Start of Block

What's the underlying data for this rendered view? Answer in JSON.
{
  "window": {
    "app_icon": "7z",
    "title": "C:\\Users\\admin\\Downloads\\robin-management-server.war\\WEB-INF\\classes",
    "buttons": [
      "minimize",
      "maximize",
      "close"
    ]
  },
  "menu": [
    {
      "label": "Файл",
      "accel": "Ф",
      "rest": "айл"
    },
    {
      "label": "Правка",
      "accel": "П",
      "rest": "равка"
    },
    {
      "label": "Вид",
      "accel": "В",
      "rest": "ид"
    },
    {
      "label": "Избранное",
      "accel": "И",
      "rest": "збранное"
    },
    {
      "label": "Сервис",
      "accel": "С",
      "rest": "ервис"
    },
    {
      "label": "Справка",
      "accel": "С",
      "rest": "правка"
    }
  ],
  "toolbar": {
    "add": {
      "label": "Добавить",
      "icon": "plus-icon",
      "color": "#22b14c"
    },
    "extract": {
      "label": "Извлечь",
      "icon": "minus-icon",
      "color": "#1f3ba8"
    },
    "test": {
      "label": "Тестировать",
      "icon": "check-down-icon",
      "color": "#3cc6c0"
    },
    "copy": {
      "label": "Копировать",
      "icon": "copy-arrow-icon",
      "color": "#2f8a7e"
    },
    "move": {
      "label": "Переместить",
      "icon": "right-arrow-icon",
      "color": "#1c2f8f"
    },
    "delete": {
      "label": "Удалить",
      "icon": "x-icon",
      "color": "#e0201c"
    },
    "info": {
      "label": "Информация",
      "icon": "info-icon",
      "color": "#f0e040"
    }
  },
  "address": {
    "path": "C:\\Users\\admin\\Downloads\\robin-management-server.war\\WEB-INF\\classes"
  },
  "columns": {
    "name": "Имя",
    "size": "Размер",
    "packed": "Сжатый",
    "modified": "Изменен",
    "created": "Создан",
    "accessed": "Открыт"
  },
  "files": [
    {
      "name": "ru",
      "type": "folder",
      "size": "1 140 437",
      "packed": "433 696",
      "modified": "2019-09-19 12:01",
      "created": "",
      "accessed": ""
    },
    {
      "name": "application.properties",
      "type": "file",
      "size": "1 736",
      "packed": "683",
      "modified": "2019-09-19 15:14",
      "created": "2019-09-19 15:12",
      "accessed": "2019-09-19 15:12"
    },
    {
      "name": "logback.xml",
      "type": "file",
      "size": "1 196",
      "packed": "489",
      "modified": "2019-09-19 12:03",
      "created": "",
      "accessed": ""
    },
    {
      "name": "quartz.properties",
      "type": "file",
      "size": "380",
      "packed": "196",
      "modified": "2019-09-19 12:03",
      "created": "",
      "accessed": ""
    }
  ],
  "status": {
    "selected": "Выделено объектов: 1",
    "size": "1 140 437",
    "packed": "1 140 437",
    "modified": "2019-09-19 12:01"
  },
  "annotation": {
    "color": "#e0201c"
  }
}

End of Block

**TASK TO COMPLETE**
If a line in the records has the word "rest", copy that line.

**EXERCISE SOLUTION**
      "rest": "айл"
      "rest": "равка"
      "rest": "ид"
      "rest": "збранное"
      "rest": "ервис"
      "rest": "правка"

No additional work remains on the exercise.